Steven Poltrock ; Boeing Phantom Works

Summary form only given. Development of modern complex systems such as aircraft would be impossible without detailed descriptive and predictive models, but models are little used in the development of collaboration technology. Can models of human collaboration provide a foundation for development of new and improved collaborative technologies? The author explores this issue by considering the potential contributions and weaknesses of different approaches for modeling collaboration. Modeling approaches such as UML, workflow models, and coordination theory, and GOMS are ostensive, describing intended collaboration behavior. Modeling approaches such as grounded theory, social network theory, and temporal models are performative, describing observed behavior. The author illustrates and assesses these approaches by applying them to the domain of engineering change management, which is a well practiced, complex collaborative activity. The performative approaches generally have potential for (a) improving technology requirements by enriching understanding of collaborative behavior and (b) monitoring ongoing collaborative behavior. The ostensive approaches can help guide or constrain collaborative behavior. Taken together these approaches may enable collaboration technology to adapt to changes in behavior and provide guidance about ways that people can improve their collaboration

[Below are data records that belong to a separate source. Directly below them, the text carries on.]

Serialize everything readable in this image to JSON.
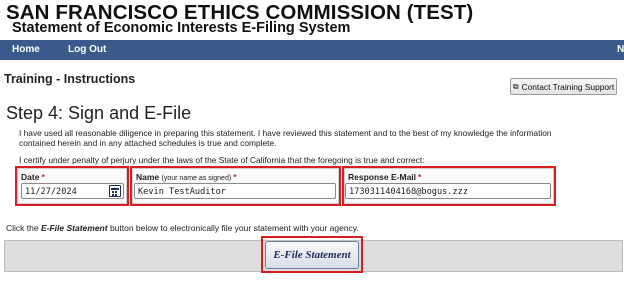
{
  "header": {
    "org_title": "SAN FRANCISCO ETHICS COMMISSION (TEST)",
    "system_title": "Statement of Economic Interests E-Filing System"
  },
  "nav": {
    "home": "Home",
    "logout": "Log Out",
    "more": "N"
  },
  "page": {
    "subtitle": "Training - Instructions",
    "step_title": "Step 4: Sign and E-File"
  },
  "support_button": {
    "label": "Contact Training Support",
    "icon": "support-icon"
  },
  "statements": {
    "diligence": "I have used all reasonable diligence in preparing this statement. I have reviewed this statement and to the best of my knowledge the information contained herein and in any attached schedules is true and complete.",
    "certify": "I certify under penalty of perjury under the laws of the State of California that the foregoing is true and correct:"
  },
  "fields": {
    "date": {
      "label": "Date",
      "required": "*",
      "value": "11/27/2024",
      "icon": "calendar-icon"
    },
    "name": {
      "label": "Name",
      "hint": "(your name as signed)",
      "required": "*",
      "value": "Kevin TestAuditor"
    },
    "email": {
      "label": "Response E-Mail",
      "required": "*",
      "value": "1730311404168@bogus.zzz"
    }
  },
  "instruction": {
    "prefix": "Click the ",
    "button_ref": "E-File Statement",
    "suffix": " button below to electronically file your statement with your agency."
  },
  "efile_button": {
    "label": "E-File Statement"
  },
  "colors": {
    "nav_bg": "#3a5a8c",
    "highlight": "#d61f1f",
    "required": "#d61f1f"
  }
}
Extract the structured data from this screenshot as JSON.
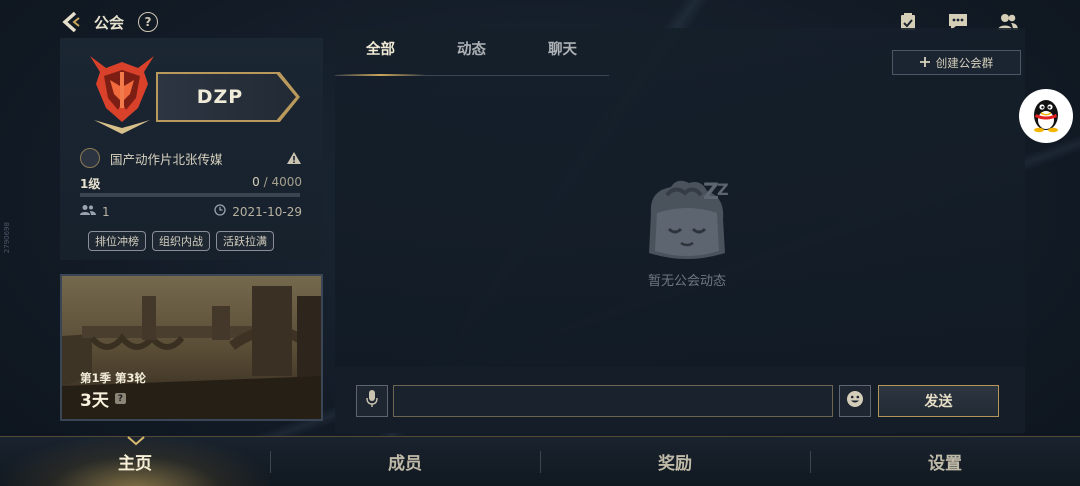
{
  "header": {
    "title": "公会",
    "help_glyph": "?"
  },
  "guild": {
    "name": "DZP",
    "leader_name": "国产动作片北张传媒",
    "level_label": "1级",
    "xp_current": "0",
    "xp_total": "/ 4000",
    "xp_progress": 0,
    "member_count": "1",
    "created_date": "2021-10-29",
    "tags": [
      "排位冲榜",
      "组织内战",
      "活跃拉满"
    ]
  },
  "season": {
    "label": "第1季 第3轮",
    "days": "3天",
    "info_glyph": "?"
  },
  "side_mark": "2790698",
  "feed": {
    "tabs": [
      "全部",
      "动态",
      "聊天"
    ],
    "active_tab": 0,
    "create_group_label": "创建公会群",
    "empty_text": "暂无公会动态"
  },
  "chat": {
    "send_label": "发送",
    "input_value": ""
  },
  "bottom_nav": {
    "items": [
      "主页",
      "成员",
      "奖励",
      "设置"
    ],
    "active": 0
  },
  "colors": {
    "accent_gold": "#c9a55c",
    "emblem_red": "#d9412b",
    "bg_dark": "#131c27"
  }
}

Published in:

2006 International Conference on Collaborative Computing: Networking, Applications and Worksharing

Date of Conference:

17-20 Nov. 2006